“Let me advise you,” Brother Jayjay said in his characteristic way of starting his unsolicited counsels. “Go and adopt a baby girl. She will comfort your wife and with time, she may bring God’s grace and your wife will take in. I have seen it happen countless times. Some of these adopted children are angels; they bring good luck into the family if you treat them well. When she grows and has children, they will be your grand children.”

I was bothered. I wished I could cover Bro Jayjay’s mouth, but he just went on, planning not just the adoption but the entire life of the child and the grandchildren. He even threw in an advice about where to go to adopt babies and how Mrs. Kusu should make sure the adopted child is treated same as the children she would eventually have.

My wife and I were relieved when the visit was over without the visiting neighbours getting offended or our budding relationship ruined. Imagine our surprise and elation a few months later when Mr. Kusu came over to the house to invite us to a dedication service for their baby girl. I blurted out that I didn’t know that they were expecting a baby.

Without a moment’s hesitation, Kusu told me that they took my relative’s advice to the letter. He said his wife travelled outside the country the past four months while they waited for the birth of the baby, “just to confuse the relatives and nosy friends,” he added with a smile. He said he had done all the paper work for the adoption. Mother and baby would be home three days before the service.

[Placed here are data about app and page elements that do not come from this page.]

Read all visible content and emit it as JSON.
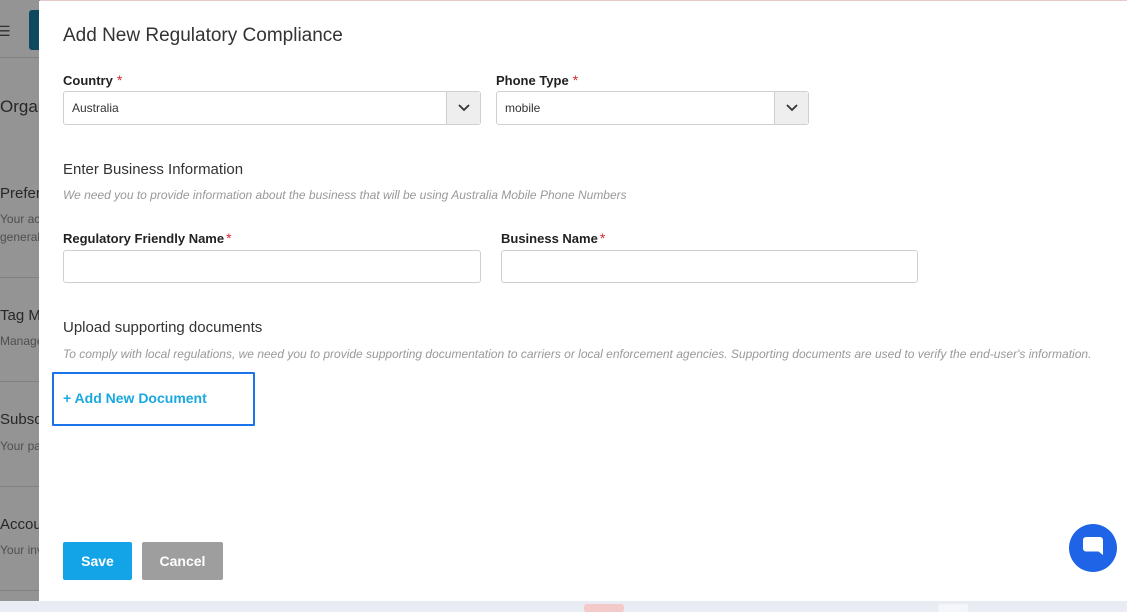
{
  "background": {
    "heading": "Organ",
    "sections": [
      {
        "title": "Prefer",
        "sub1": "Your ac",
        "sub2": "general"
      },
      {
        "title": "Tag Ma",
        "sub1": "Manage"
      },
      {
        "title": "Subscr",
        "sub1": "Your pa"
      },
      {
        "title": "Accour",
        "sub1": "Your inv"
      }
    ]
  },
  "modal": {
    "title": "Add New Regulatory Compliance",
    "country": {
      "label": "Country",
      "required_mark": "*",
      "value": "Australia"
    },
    "phone_type": {
      "label": "Phone Type",
      "required_mark": "*",
      "value": "mobile"
    },
    "business_info": {
      "heading": "Enter Business Information",
      "description": "We need you to provide information about the business that will be using Australia Mobile Phone Numbers"
    },
    "regulatory_friendly_name": {
      "label": "Regulatory Friendly Name",
      "required_mark": "*",
      "value": ""
    },
    "business_name": {
      "label": "Business Name",
      "required_mark": "*",
      "value": ""
    },
    "upload": {
      "heading": "Upload supporting documents",
      "description": "To comply with local regulations, we need you to provide supporting documentation to carriers or local enforcement agencies. Supporting documents are used to verify the end-user's information.",
      "add_link": "+ Add New Document"
    },
    "buttons": {
      "save": "Save",
      "cancel": "Cancel"
    }
  },
  "icons": {
    "select_caret": "chevron-down-icon",
    "chat": "chat-icon"
  },
  "colors": {
    "primary": "#12a4e6",
    "link": "#1aa8e0",
    "required": "#d9262f",
    "focus_outline": "#1a73e8",
    "cancel": "#9e9e9e",
    "chat": "#1f64e6"
  }
}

He asked me if it was possible to invite Bro Jayjay. I knocked that idea off immediately.

Little Angel was dedicated like a princess and treated as one.

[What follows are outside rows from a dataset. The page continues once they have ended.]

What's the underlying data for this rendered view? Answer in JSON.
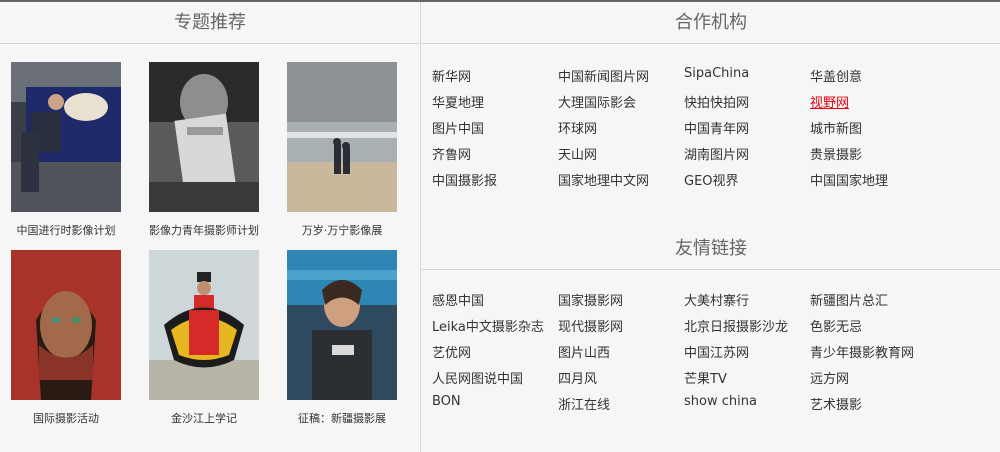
{
  "featured": {
    "title": "专题推荐",
    "items": [
      {
        "caption": "中国进行时影像计划"
      },
      {
        "caption": "影像力青年摄影师计划"
      },
      {
        "caption": "万岁·万宁影像展"
      },
      {
        "caption": "国际摄影活动"
      },
      {
        "caption": "金沙江上学记"
      },
      {
        "caption": "征稿：新疆摄影展"
      }
    ]
  },
  "partners": {
    "title": "合作机构",
    "rows": [
      [
        "新华网",
        "中国新闻图片网",
        "SipaChina",
        "华盖创意"
      ],
      [
        "华夏地理",
        "大理国际影会",
        "快拍快拍网",
        "视野网"
      ],
      [
        "图片中国",
        "环球网",
        "中国青年网",
        "城市新图"
      ],
      [
        "齐鲁网",
        "天山网",
        "湖南图片网",
        "贵景摄影"
      ],
      [
        "中国摄影报",
        "国家地理中文网",
        "GEO视界",
        "中国国家地理"
      ]
    ],
    "highlighted": "视野网"
  },
  "friends": {
    "title": "友情链接",
    "rows": [
      [
        "感恩中国",
        "国家摄影网",
        "大美村寨行",
        "新疆图片总汇"
      ],
      [
        "Leika中文摄影杂志",
        "现代摄影网",
        "北京日报摄影沙龙",
        "色影无忌"
      ],
      [
        "艺优网",
        "图片山西",
        "中国江苏网",
        "青少年摄影教育网"
      ],
      [
        "人民网图说中国",
        "四月风",
        "芒果TV",
        "远方网"
      ],
      [
        "BON",
        "浙江在线",
        "show china",
        "艺术摄影"
      ]
    ]
  },
  "colors": {
    "link": "#333333",
    "link_highlight": "#e60012",
    "title": "#666666",
    "divider": "#d6d6d6",
    "background": "#f6f6f6"
  }
}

We moved out from that neighbourhood but two years later, Mr. Kusu called me excitedly one evening and said his wife was pregnant, just as Bro Jayjay had predicted. He asked if he could see Bro Jay to show appreciation. I told him that I would convey his good news and gratitude. Mrs. Kusu gave birth to a baby boy and my wife and I went for the dedication ceremony. If that of Angel was grand, this one was fabulous. Mr. Kusu spared no expense. I was particularly touched when he said the name of the child was Jayjay.

I met young  Jayjay a few times and for his National Youth Service Corps programme, his Dad who had retired asked me to help him get a placement in a good organisation. I tried to get him engaged twice. The first company rejected him after one month because they said he was totally unserious, the second one had him arrested for ‘gross misconduct.’ His father called me on the phone, almost in tears. He begged me to intervene and beg the management to release his son from custody and allow them settle the problem amicably. I did. I wasn’t happy to exhaust my goodwill with the organisation but we were talking of Jayjay Kusu, the long awaited and greatly beloved son of my dear neighbour. I called the MD of the organisation and Jayjay was released and disengaged. I told Kusu that I was done helping Jayjay and asked him to make sure the boy pulls his acts together.

Jayjay! It was him. He was surely the one with rough hair and beards, looking homeless and angry, banging on cars and shouting obscenities at occupants that did not give him alms. He was walking towards my car.

(To be continued next publication)